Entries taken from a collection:

◇ ◇ ◇ ◇ ◇

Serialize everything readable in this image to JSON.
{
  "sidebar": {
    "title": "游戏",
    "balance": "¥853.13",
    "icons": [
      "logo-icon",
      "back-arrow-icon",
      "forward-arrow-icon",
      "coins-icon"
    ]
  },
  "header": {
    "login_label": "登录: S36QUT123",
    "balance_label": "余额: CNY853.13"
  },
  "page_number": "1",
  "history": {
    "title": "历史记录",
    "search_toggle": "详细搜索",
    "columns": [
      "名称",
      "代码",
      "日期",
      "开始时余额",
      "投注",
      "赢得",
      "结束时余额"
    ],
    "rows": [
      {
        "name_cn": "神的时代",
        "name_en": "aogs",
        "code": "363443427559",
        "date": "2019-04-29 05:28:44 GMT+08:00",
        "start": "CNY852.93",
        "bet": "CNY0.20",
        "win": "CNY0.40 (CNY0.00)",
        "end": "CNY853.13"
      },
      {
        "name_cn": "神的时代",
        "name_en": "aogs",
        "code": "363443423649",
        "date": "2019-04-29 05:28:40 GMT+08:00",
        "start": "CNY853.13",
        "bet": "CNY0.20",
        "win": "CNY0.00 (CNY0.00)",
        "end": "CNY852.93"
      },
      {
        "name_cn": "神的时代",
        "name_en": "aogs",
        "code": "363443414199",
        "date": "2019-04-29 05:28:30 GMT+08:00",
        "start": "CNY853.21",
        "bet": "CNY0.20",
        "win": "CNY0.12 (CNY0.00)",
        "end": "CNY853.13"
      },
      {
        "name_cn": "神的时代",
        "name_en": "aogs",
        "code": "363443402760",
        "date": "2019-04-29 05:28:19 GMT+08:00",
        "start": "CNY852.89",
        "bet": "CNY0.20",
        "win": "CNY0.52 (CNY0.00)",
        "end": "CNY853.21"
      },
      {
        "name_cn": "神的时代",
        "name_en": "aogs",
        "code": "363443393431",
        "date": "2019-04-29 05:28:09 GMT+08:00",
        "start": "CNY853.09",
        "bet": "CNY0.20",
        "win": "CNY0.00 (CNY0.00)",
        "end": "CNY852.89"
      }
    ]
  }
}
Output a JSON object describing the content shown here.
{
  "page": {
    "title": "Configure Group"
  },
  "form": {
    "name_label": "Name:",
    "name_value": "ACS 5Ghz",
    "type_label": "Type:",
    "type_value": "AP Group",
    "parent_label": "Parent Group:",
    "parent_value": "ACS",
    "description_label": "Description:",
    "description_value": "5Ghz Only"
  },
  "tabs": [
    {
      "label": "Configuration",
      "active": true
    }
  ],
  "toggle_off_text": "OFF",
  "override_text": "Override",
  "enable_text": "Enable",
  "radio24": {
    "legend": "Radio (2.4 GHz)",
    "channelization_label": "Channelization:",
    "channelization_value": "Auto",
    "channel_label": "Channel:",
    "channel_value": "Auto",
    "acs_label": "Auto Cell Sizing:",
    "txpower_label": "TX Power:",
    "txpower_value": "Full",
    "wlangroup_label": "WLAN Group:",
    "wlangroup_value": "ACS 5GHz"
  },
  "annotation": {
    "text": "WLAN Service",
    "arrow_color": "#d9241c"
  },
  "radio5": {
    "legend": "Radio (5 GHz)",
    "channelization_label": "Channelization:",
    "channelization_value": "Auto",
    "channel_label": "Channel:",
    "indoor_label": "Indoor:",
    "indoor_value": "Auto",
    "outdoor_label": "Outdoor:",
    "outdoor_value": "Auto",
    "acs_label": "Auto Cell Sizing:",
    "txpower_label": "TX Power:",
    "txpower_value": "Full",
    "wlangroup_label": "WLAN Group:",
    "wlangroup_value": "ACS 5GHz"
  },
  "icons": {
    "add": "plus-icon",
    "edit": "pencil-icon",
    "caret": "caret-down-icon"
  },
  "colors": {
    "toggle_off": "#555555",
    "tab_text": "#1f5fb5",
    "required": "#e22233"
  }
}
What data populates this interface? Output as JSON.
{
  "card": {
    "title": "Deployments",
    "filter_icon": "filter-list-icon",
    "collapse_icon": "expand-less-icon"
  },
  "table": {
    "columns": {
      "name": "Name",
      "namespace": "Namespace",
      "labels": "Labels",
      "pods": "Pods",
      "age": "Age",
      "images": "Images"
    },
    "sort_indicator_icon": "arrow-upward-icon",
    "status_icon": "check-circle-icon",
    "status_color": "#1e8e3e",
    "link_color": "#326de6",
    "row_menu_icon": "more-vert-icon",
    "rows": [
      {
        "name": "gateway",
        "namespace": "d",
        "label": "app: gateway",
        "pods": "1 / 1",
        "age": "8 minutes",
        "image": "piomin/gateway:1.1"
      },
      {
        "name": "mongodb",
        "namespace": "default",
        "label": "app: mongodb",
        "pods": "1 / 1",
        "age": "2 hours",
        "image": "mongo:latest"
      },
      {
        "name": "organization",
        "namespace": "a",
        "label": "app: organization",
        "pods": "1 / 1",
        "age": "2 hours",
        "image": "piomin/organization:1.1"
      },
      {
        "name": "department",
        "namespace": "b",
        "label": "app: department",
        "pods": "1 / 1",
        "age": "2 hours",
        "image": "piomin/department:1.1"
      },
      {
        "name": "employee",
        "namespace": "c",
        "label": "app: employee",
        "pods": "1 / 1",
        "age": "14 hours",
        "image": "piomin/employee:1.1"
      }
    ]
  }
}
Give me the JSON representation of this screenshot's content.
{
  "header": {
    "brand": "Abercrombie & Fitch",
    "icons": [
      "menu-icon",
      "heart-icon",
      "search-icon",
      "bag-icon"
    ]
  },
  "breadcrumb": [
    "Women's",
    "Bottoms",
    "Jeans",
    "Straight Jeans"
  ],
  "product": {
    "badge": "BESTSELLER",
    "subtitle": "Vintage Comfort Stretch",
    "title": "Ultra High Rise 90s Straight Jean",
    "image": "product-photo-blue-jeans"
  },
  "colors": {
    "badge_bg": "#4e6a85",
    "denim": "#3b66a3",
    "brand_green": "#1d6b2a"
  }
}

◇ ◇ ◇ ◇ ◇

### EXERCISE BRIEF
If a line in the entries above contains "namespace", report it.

### RESULT OF THE EXERCISE
      "namespace": "Namespace",
        "namespace": "d",
        "namespace": "default",
        "namespace": "a",
        "namespace": "b",
        "namespace": "c",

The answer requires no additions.